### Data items
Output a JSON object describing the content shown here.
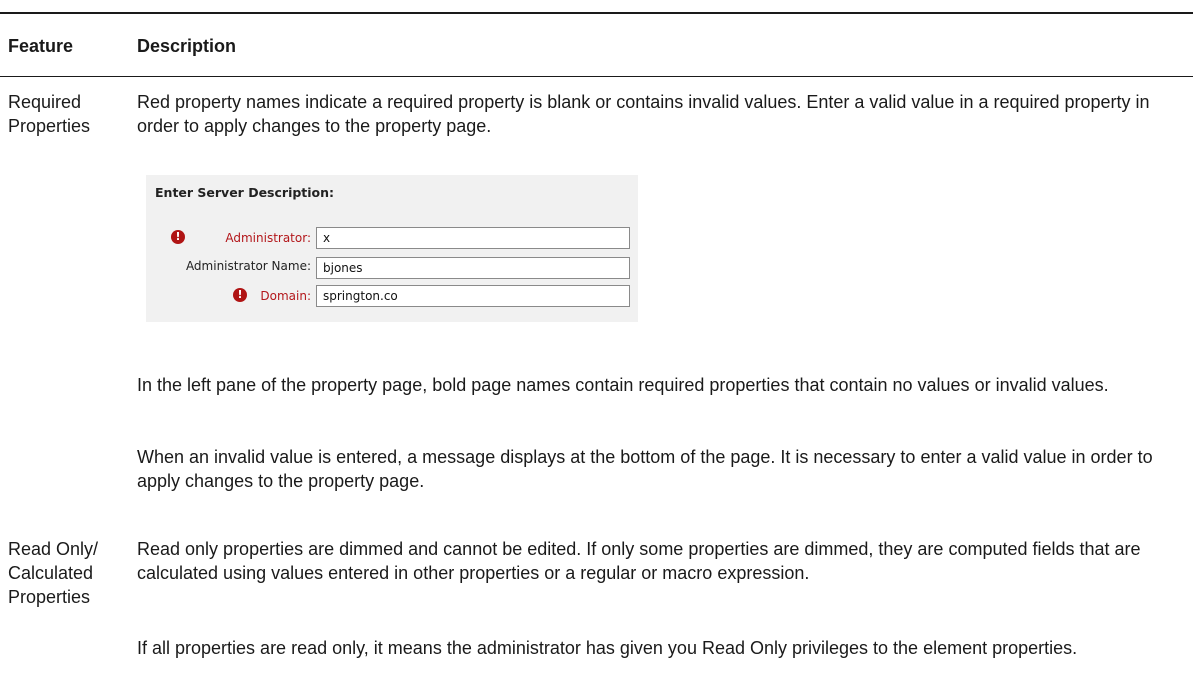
{
  "table": {
    "headers": {
      "feature": "Feature",
      "description": "Description"
    },
    "rows": [
      {
        "feature": "Required Properties",
        "paragraphs": [
          "Red property names indicate a required property is blank or contains invalid values. Enter a valid value in a required property in order to apply changes to the property page.",
          "In the left pane of the property page, bold page names contain required properties that contain no values or invalid values.",
          "When an invalid value is entered, a message displays at the bottom of the page. It is necessary to enter a valid value in order to apply changes to the property page."
        ]
      },
      {
        "feature": "Read Only/ Calculated Properties",
        "paragraphs": [
          "Read only properties are dimmed and cannot be edited. If only some properties are dimmed, they are computed fields that are calculated using values entered in other properties or a regular or macro expression.",
          "If all properties are read only, it means the administrator has given you Read Only privileges to the element properties."
        ]
      }
    ]
  },
  "example_form": {
    "title": "Enter Server Description:",
    "fields": [
      {
        "label": "Administrator:",
        "value": "x",
        "required": true
      },
      {
        "label": "Administrator Name:",
        "value": "bjones",
        "required": false
      },
      {
        "label": "Domain:",
        "value": "springton.co",
        "required": true
      }
    ],
    "required_icon_glyph": "!",
    "colors": {
      "required_label": "#b3171b",
      "required_icon": "#b01414",
      "panel_bg": "#f1f1f1"
    }
  }
}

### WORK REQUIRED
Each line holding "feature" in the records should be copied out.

### RESULT FOR THIS EXERCISE
      "feature": "Feature",
        "feature": "Required Properties",
        "feature": "Read Only/ Calculated Properties",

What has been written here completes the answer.